By VINCE EISAMAN
I had the good fortune to visit Annapolis, Md., to visit my sister who recently moved there. It is a lovely old town with much history.
If you know anything about Annapolis, you'll know that the United States Naval Academy is there.
The first day I visited the Naval Academy while my sister worked. As I walked to the Visitor Center I thought I remembered somewhere that William Cushing was buried there in an eloquent tomb stone. If you are from Northern Chautauqua County, hopefully you'll know who the famous William Cushing was. He blew up the Confederacy's ironclad Ram CSS Albemarle during the Civil War.
When I got to the Visitor's Center, I asked where I would be able to find William Cushing.
"Is he a student here?" they asked.
"No," I responded, "He was the famous Civil War hero who blew up the Albemarle."
"Is he buried here?"
"That's what I'm trying to find out," I replied.
So they dusted off a book and looked up his name. Sure enough, it showed he was buried at the Naval Cemetery. The employee could not pinpoint where the grave was, but he gave me a rough outline of the cemetery.
He then said to me, "Good luck finding it."
"By the way," I asked, "Where is the cemetery from here?"
He told me it was at the complete opposite end of the campus, a mile or more of a hike.

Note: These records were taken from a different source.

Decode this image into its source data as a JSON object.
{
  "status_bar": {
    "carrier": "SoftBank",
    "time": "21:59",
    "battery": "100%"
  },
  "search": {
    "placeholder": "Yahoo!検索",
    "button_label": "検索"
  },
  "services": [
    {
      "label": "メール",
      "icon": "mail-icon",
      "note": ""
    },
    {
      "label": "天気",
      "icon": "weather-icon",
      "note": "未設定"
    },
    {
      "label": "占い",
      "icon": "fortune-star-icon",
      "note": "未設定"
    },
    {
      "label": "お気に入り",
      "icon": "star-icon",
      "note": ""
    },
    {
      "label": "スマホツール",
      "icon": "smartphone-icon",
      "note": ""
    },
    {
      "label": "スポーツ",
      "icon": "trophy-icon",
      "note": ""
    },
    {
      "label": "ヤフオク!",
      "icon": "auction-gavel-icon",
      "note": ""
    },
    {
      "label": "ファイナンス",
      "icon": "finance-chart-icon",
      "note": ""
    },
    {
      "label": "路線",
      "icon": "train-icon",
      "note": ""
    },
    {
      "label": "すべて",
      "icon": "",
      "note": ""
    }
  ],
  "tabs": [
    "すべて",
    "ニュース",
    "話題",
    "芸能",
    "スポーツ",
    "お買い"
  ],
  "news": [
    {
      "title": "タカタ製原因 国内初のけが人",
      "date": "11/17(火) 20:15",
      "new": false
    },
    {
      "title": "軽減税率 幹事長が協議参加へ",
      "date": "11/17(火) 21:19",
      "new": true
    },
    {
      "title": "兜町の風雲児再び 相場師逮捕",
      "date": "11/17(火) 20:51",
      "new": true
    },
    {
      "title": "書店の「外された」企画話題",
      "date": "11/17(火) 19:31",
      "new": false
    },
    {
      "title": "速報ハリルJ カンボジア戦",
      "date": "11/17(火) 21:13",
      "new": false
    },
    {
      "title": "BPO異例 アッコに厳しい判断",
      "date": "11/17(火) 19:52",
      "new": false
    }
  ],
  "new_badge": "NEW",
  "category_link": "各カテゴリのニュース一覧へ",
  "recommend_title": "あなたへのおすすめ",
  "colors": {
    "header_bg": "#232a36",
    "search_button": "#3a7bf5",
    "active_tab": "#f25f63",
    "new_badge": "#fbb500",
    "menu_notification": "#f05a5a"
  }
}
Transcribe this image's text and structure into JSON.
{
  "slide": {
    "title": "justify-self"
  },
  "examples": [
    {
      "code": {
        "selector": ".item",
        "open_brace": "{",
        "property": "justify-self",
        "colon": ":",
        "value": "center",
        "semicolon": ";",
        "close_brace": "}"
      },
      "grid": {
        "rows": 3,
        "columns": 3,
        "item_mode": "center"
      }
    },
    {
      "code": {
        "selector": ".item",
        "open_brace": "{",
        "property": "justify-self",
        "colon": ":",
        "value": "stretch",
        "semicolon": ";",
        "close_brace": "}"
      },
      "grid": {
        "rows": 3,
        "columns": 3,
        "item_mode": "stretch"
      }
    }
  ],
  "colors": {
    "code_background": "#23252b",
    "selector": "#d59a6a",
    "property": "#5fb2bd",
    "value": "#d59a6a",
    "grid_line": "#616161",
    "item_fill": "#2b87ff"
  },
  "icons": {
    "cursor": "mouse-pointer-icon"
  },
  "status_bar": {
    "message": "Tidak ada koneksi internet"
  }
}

As I started walking towards the cemetery, I stopped off at the chapel. Beautiful. I saw the crypt of John Paul Jones and paid my respects. I then went to Preble Hall, the Naval Academy's museum. A must see when visiting Annapolis.
By then the neuropathy in my feet started getting the best of me and I was still a far distance from the cemetery. Before I left Preble Hall I went to the bookstore and took four books off the shelf and sat down in a comfortable chair. I came across a book on naval civil war battles and I refreshed my memory of the heroic deed of William Cushing.
He and his men worked their way up the Roanoke River in a small cutter to blow up the Albemarle.
As they approached the Confederate docks, their luck turned and they were spotted in the dark.
In the midst of gunfire, Cushing stood up in the bow and detonated the torpedo's explosive charge at the Albemarle. Cushing stripped off his uniform and swam to shore, where he hid until daylight.
That day he found out his mission was a success. This is something straight from Hollywood. If William Cushing accomplished that, I thought, I owed it to him to find his grave.
I finally got to the cemetery. One of the small roads through the cemetery was named after him. I thought I should be able to find the grave without too much trouble. No such luck.
Rain was fast approaching, and by now my neuropathy was really bothering me. I was so close but so far away.
That evening I told my sister of my escapades.
Her first response was, "Who's William Cushing?"
"Who is William Cushing?" I responded. "He single handedly won the Civil War for the north."
She didn't quite believe me. I looked William Cushing up on the internet and told her about his heroic deed. There on the internet was a picture of his tomb, his monumental casket made of marble, and decorated with a Commander's hat, sword and coat. On one side of the stone the word "Albemarle" is cut and on the other side, "Fort Fisher."
I also read that it took him two tries to go up the Roanoke River. If it took William Cushing two tries to win the Civil War for the Union, then I needed to give it a second try to find his gravestone. By now I'd started to bond with William Cushing.
The next day my sister, being a good sport, asked if I was ready to find that Crashing guy.
"Whatever," she said. So off we went.
By now my sister and I had a picture in our minds of what the grave looked like, and that it overlooked the bay. When we got to the cemetery, we started to walk up Cushing Street. It was a beautiful, sunny day.
After about 10 minutes of looking, my sister yelled out, "I found Crashing's grave."
There it was, at the highest point of the cemetery, in all of its glory. What does one do when you finally reach the sacred burial place of William Cushing? I gave a weak salute and had a moment of silence.
On my way home to Fredonia, I thought to myself, "If Westfield, N.Y., has a bronze statue of Grace Bedell and Lincoln meeting, why doesn't Fredonia have a bronze statue of William Cushing?" Don't get me wrong, the story of Grace Bedell is cute, but it doesn't hold a candle to the heroic deed of blowing up the Albemarle.
I'm proposing that the village of Fredonia owes it to themselves to have a bronze statue of William B. Cushing with a torpedo in his hand made and put it in the center of the commons.
Next time when I have family from out of town visiting, instead of going to Westfield and showing them the statue of Grace Bedell, I can really impress them and show them the statue of William B. Cushing.
Vince Eisaman is a Fredonia resident.